Some time ago, we presented a blog post where we discussed an efficient tool that we use internally for big-data projects: the Accelerator. In that post, we focused on the performance perspective, comparing it with Pandas. At that point, the features it was providing meant a big blast in the projects we developed, but it still required a bit of ingeneering effort for setup and configuration. Luckly, the developers of the project have spent a lot of time improving that caveat, providing a smooth installation path and therefore making it available to a much wider audience. In addition, latest version also includes some further improvements, like a new user interface that makes up for a better experience.
As the developers have published a version in PyPI, installing the Accelerator now is as simple as running pip! As we are mostly using Python3 and we are testing and developing most of our code locally before sending it to our processing server, we can simply install it like this:
Then, the accelerator tool becomes available with the `ax` command!
Once the accelerator is intalled, it’s time to configure it! The new version if fully documented in the manual, but as a starting point it should be enough to run `ax –help` and do the same for the small subset of commands provided. Then, to actually get started, we run `ax init` in the working directory where we wish to create our first project. Usually, we would configure the accelerator locally for every project, and therefore run all the comands from the corresponding directory. As that is not necessarily the case for every developer, one could also setup a global configuration file (e.g: /etc/accelerator.conf) and simply add `alias ax=ax –config /ect/accelerator.conf` to the .bashrc file (assuming bash as the default shell).
Running `ax init` will create a set workdirs and files in the directory where it is run. The most important there is `accelerator.conf`, which contains the basic configuration. There we can configure thinks like the amount of threads that we want to run or where we want to the results of our scripts to land. Luckily, the stardard one created by `ax init` contains sane defaults and comments that help understanding what the different options do.
Finally, to start the server process, it is enough to run `ax server` from the project directory. Now the server is listening and to send some work, run `ax run “PIPELINE”` from another terminal. Starting running the tests can be a good start: `ax run tests`.
The new changes to the accelerator do not only come from the installation side, but also from the User Interface part. Now, it is possible to get detailed information about the tasks that have been run, their options, datasets, or results from the browser. For that, it is as simple as running `ax board` in the corresponding working directory or setting the `board listen` parameter in accelerator.conf. The board will start a server process that is by default listening on localhost:8520, which is of course customizable. There, we can check the status of the accelerator server process and search the results that were returned by our jobs, the options that were passed or which dataset was used. In addition, it’s even also possible to see the source code of the script that was imported to run a specific tasks. All this together, allows for a much better user experience and greatly helps debugging, specially when getting started using the tool.
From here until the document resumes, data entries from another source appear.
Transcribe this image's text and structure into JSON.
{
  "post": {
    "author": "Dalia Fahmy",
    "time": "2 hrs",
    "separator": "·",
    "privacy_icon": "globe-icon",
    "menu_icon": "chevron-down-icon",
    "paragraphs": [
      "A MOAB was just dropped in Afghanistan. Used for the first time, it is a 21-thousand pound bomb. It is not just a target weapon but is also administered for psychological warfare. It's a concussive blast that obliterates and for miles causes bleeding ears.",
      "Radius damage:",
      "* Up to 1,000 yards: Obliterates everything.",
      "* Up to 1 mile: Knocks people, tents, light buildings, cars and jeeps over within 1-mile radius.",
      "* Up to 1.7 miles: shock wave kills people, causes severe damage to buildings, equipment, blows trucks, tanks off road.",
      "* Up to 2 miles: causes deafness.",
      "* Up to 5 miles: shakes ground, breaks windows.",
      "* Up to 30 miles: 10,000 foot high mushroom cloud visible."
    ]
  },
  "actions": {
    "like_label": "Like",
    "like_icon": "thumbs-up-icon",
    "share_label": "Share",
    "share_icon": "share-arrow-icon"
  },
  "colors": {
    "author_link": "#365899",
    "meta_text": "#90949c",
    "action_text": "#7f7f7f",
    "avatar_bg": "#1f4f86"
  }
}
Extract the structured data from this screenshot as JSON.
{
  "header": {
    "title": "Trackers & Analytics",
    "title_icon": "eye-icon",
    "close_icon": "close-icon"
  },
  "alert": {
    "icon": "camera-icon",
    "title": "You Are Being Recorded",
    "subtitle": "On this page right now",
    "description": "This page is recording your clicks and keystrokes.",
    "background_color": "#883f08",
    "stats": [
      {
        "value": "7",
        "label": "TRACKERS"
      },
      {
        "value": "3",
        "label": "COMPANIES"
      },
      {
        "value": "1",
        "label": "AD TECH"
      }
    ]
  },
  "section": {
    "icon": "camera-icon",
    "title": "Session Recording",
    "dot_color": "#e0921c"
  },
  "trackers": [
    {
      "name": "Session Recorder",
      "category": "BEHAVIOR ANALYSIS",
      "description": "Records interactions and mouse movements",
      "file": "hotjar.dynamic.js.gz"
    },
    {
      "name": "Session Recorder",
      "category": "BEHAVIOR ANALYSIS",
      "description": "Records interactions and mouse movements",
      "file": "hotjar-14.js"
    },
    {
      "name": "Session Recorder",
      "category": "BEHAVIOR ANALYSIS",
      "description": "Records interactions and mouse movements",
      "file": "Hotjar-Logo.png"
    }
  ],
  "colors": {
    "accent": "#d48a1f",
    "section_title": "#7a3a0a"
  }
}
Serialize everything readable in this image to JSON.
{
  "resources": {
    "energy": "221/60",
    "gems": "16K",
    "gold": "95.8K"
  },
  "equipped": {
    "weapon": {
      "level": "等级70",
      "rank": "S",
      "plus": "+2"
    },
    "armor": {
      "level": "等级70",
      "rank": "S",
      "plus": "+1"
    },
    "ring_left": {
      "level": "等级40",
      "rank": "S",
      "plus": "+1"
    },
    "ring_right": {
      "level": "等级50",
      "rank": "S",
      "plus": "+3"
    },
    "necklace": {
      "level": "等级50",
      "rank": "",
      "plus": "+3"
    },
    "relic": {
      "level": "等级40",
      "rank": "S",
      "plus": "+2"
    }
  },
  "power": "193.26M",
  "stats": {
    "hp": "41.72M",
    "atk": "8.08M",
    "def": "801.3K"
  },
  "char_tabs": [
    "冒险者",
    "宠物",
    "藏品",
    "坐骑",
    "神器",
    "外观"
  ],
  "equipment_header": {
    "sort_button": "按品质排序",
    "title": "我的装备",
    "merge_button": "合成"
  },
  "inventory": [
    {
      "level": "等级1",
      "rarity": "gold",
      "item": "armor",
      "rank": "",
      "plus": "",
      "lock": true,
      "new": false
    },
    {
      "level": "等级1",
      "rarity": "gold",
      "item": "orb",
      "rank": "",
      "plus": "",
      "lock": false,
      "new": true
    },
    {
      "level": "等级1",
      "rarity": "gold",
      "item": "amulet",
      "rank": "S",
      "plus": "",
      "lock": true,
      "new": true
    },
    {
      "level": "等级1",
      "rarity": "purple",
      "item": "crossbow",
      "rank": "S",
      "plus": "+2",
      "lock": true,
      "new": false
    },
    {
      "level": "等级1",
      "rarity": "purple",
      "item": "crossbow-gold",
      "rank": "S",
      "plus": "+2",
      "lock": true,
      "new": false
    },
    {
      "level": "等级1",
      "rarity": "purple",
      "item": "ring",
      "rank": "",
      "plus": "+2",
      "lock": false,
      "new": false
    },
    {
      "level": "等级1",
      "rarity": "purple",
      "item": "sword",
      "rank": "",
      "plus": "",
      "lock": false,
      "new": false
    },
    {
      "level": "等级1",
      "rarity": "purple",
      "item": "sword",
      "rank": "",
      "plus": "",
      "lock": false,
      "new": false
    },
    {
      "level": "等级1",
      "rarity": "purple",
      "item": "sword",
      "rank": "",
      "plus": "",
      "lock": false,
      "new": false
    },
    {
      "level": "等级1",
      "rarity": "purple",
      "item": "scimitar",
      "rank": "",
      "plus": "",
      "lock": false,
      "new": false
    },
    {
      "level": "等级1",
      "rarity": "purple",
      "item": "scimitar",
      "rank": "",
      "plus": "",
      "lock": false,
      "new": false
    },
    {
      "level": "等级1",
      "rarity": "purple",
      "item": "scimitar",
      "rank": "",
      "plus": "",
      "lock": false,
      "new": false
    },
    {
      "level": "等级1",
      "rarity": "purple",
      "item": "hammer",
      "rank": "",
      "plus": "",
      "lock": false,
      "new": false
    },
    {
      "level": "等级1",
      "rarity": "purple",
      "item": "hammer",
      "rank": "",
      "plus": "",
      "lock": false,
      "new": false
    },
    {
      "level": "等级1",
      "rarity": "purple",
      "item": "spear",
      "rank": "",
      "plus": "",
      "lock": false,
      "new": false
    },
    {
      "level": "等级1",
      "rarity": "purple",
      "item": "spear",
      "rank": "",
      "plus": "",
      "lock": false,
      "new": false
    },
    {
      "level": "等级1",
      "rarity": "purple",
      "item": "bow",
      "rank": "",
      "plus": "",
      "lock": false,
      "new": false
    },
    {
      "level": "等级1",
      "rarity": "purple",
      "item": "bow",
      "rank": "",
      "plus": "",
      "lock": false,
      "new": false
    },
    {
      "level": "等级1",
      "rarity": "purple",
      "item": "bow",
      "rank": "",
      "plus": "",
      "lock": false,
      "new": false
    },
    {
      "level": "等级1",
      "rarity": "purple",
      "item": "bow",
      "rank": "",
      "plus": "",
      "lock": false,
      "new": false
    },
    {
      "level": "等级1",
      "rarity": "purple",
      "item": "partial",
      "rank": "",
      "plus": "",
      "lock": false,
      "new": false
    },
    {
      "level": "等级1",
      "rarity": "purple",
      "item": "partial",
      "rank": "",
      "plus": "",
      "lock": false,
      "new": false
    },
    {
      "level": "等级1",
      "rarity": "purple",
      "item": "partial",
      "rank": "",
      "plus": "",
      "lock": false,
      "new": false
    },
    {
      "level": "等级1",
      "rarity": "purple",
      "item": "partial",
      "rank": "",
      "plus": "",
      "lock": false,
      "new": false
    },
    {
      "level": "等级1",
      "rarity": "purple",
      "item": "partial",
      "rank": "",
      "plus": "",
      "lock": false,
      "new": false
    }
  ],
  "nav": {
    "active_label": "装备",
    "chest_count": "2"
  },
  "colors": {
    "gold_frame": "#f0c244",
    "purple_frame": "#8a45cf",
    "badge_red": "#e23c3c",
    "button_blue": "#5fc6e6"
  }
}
Some additional extra improvements include adding a `grep-like` command to search for patterns in datasets and merging urd’s (the part that keeps track of tasks) functionality into a single tool, not requiring urd to be set up independently anymore or the ability to configure the python interpreter for every method.